Goal of the exercise
Output all of the records word for word and drop the images.
*** Opening of Information provided ***
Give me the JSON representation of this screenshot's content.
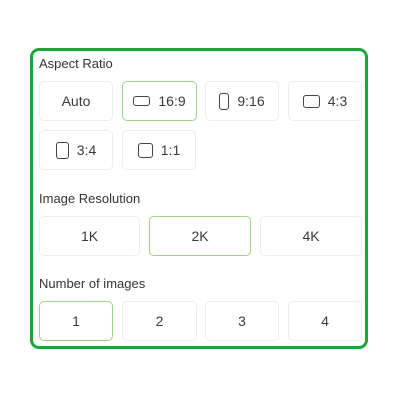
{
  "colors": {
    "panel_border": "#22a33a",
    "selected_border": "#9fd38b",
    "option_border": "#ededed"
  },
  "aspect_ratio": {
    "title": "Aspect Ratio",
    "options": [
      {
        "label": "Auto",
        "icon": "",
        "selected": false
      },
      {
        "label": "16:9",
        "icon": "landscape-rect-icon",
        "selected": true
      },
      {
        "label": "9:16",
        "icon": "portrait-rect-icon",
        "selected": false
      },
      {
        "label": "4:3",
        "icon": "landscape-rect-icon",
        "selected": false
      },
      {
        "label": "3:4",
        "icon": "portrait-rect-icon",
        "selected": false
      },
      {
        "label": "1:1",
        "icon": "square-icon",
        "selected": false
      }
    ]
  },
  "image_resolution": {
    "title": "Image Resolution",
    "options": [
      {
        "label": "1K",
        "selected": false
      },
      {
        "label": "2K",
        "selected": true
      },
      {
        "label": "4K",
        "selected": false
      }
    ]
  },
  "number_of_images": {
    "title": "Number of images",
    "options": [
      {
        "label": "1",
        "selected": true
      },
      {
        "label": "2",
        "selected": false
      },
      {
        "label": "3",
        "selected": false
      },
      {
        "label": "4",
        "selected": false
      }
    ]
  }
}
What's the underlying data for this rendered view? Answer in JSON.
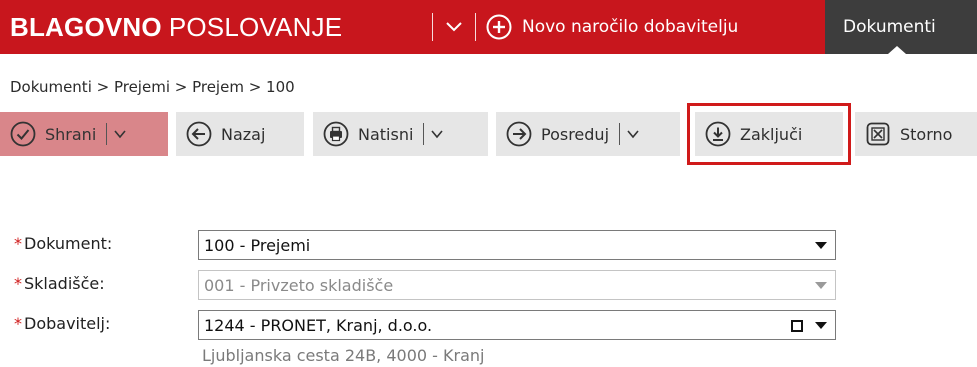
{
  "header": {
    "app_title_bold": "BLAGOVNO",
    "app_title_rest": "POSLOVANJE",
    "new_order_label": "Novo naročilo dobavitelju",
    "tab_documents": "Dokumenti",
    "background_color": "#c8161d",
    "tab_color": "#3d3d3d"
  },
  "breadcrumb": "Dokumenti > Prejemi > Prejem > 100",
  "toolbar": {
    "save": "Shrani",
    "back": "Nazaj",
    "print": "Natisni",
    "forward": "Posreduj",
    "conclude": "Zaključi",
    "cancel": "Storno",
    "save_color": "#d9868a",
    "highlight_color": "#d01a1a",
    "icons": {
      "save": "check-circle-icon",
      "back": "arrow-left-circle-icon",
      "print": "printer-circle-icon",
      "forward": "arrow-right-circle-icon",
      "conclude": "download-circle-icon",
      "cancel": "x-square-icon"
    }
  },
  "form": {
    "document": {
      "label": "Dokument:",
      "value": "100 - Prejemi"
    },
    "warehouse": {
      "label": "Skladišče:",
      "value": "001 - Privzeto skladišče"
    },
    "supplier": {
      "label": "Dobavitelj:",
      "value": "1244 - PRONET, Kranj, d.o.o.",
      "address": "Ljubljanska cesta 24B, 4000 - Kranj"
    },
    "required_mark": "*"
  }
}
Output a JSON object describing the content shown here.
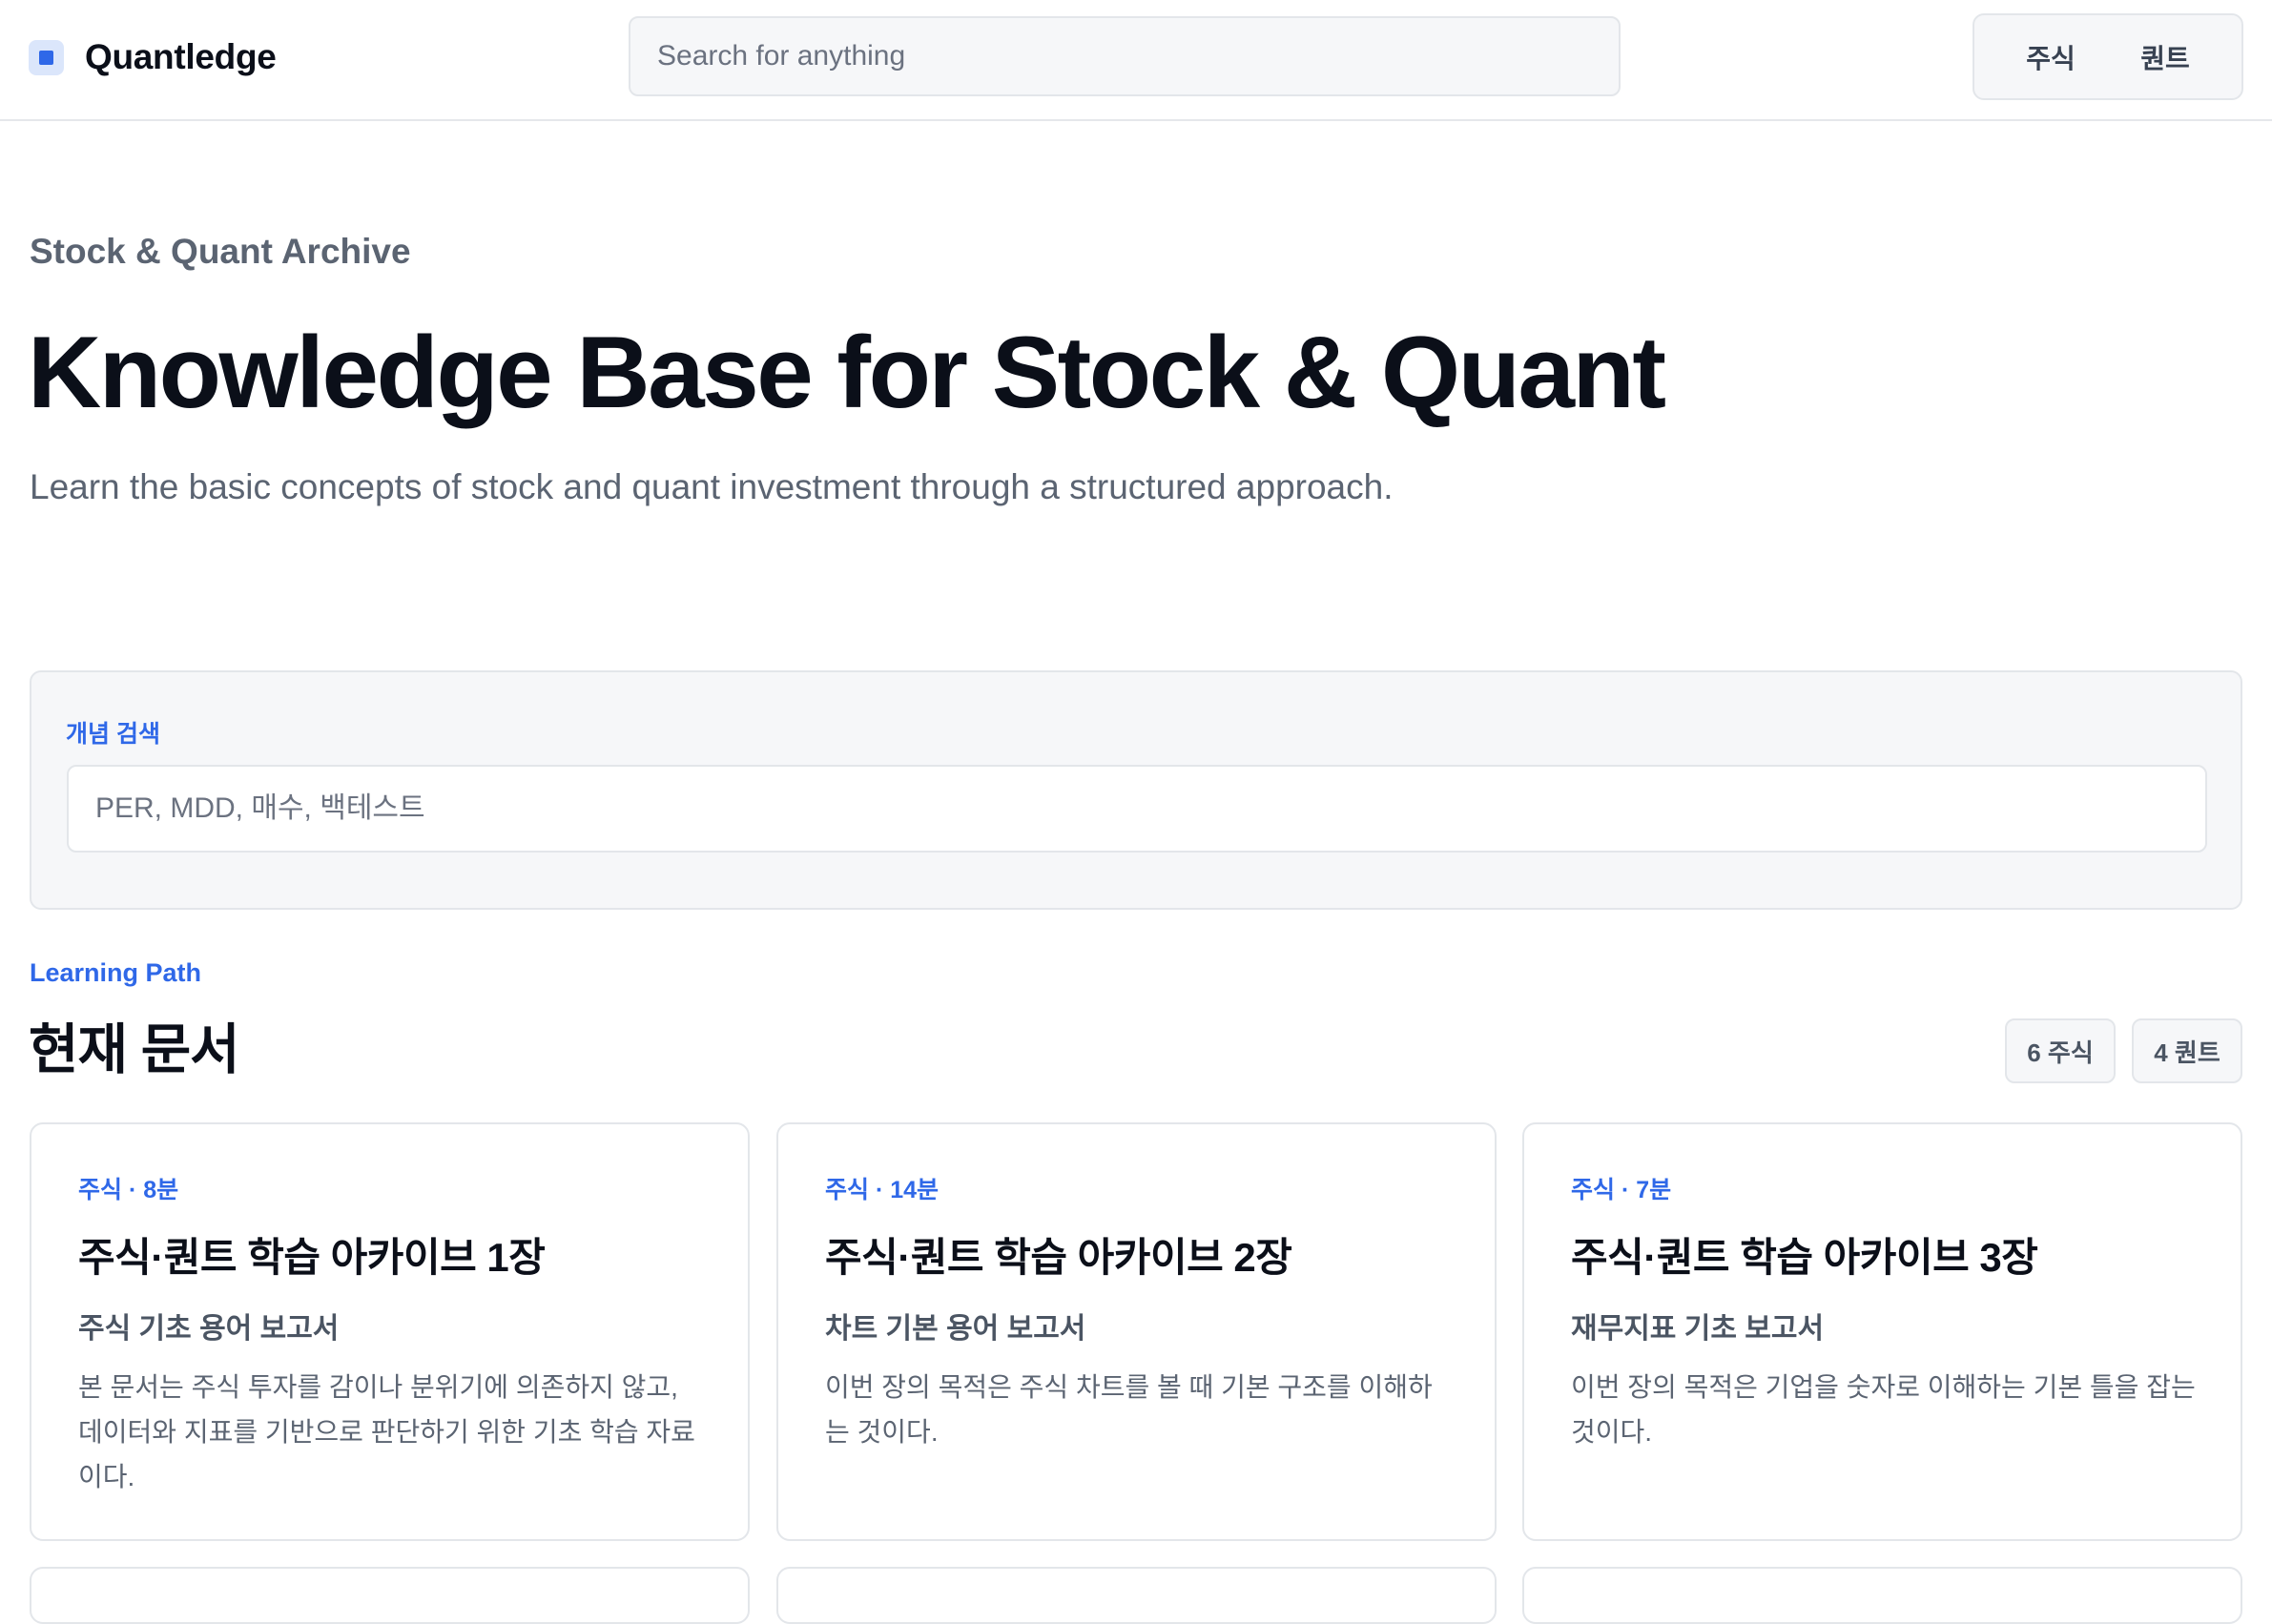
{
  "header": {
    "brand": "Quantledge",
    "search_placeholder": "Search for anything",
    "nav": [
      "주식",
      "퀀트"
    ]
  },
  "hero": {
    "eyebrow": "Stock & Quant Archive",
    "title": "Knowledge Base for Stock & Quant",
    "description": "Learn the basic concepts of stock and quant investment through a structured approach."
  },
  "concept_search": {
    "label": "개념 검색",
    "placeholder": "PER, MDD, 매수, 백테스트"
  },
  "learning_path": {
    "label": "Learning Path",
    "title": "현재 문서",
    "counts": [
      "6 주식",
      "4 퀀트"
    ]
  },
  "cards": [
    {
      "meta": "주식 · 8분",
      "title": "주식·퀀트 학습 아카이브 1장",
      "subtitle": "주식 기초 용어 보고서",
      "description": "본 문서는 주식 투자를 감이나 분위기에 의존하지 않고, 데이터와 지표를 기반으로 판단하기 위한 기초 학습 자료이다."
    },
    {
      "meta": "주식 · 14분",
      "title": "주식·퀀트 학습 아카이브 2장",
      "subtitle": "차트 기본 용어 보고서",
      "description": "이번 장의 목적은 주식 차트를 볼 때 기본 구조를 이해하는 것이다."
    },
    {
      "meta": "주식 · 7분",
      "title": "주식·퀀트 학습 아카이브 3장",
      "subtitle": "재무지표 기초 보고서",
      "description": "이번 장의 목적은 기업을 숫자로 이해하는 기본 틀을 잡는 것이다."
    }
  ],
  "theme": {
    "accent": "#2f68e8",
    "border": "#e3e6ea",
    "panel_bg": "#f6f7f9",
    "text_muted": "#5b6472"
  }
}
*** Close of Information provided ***
Task solution
Give me the JSON representation of this screenshot's content.
{
  "colors": {
    "panel_border": "#22a33a",
    "selected_border": "#9fd38b",
    "option_border": "#ededed"
  },
  "aspect_ratio": {
    "title": "Aspect Ratio",
    "options": [
      {
        "label": "Auto",
        "icon": "",
        "selected": false
      },
      {
        "label": "16:9",
        "icon": "landscape-rect-icon",
        "selected": true
      },
      {
        "label": "9:16",
        "icon": "portrait-rect-icon",
        "selected": false
      },
      {
        "label": "4:3",
        "icon": "landscape-rect-icon",
        "selected": false
      },
      {
        "label": "3:4",
        "icon": "portrait-rect-icon",
        "selected": false
      },
      {
        "label": "1:1",
        "icon": "square-icon",
        "selected": false
      }
    ]
  },
  "image_resolution": {
    "title": "Image Resolution",
    "options": [
      {
        "label": "1K",
        "selected": false
      },
      {
        "label": "2K",
        "selected": true
      },
      {
        "label": "4K",
        "selected": false
      }
    ]
  },
  "number_of_images": {
    "title": "Number of images",
    "options": [
      {
        "label": "1",
        "selected": true
      },
      {
        "label": "2",
        "selected": false
      },
      {
        "label": "3",
        "selected": false
      },
      {
        "label": "4",
        "selected": false
      }
    ]
  }
}
What's the underlying data for this rendered view? Answer in JSON.
{
  "header": {
    "app_title_bold": "BLAGOVNO",
    "app_title_rest": "POSLOVANJE",
    "new_order_label": "Novo naročilo dobavitelju",
    "tab_documents": "Dokumenti",
    "background_color": "#c8161d",
    "tab_color": "#3d3d3d"
  },
  "breadcrumb": "Dokumenti > Prejemi > Prejem > 100",
  "toolbar": {
    "save": "Shrani",
    "back": "Nazaj",
    "print": "Natisni",
    "forward": "Posreduj",
    "conclude": "Zaključi",
    "cancel": "Storno",
    "save_color": "#d9868a",
    "highlight_color": "#d01a1a",
    "icons": {
      "save": "check-circle-icon",
      "back": "arrow-left-circle-icon",
      "print": "printer-circle-icon",
      "forward": "arrow-right-circle-icon",
      "conclude": "download-circle-icon",
      "cancel": "x-square-icon"
    }
  },
  "form": {
    "document": {
      "label": "Dokument:",
      "value": "100 - Prejemi"
    },
    "warehouse": {
      "label": "Skladišče:",
      "value": "001 - Privzeto skladišče"
    },
    "supplier": {
      "label": "Dobavitelj:",
      "value": "1244 - PRONET, Kranj, d.o.o.",
      "address": "Ljubljanska cesta 24B, 4000 - Kranj"
    },
    "required_mark": "*"
  }
}
Output a JSON object describing the content shown here.
{
  "header": {
    "brand": "Quantledge",
    "search_placeholder": "Search for anything",
    "nav": [
      "주식",
      "퀀트"
    ]
  },
  "hero": {
    "eyebrow": "Stock & Quant Archive",
    "title": "Knowledge Base for Stock & Quant",
    "description": "Learn the basic concepts of stock and quant investment through a structured approach."
  },
  "concept_search": {
    "label": "개념 검색",
    "placeholder": "PER, MDD, 매수, 백테스트"
  },
  "learning_path": {
    "label": "Learning Path",
    "title": "현재 문서",
    "counts": [
      "6 주식",
      "4 퀀트"
    ]
  },
  "cards": [
    {
      "meta": "주식 · 8분",
      "title": "주식·퀀트 학습 아카이브 1장",
      "subtitle": "주식 기초 용어 보고서",
      "description": "본 문서는 주식 투자를 감이나 분위기에 의존하지 않고, 데이터와 지표를 기반으로 판단하기 위한 기초 학습 자료이다."
    },
    {
      "meta": "주식 · 14분",
      "title": "주식·퀀트 학습 아카이브 2장",
      "subtitle": "차트 기본 용어 보고서",
      "description": "이번 장의 목적은 주식 차트를 볼 때 기본 구조를 이해하는 것이다."
    },
    {
      "meta": "주식 · 7분",
      "title": "주식·퀀트 학습 아카이브 3장",
      "subtitle": "재무지표 기초 보고서",
      "description": "이번 장의 목적은 기업을 숫자로 이해하는 기본 틀을 잡는 것이다."
    }
  ],
  "theme": {
    "accent": "#2f68e8",
    "border": "#e3e6ea",
    "panel_bg": "#f6f7f9",
    "text_muted": "#5b6472"
  }
}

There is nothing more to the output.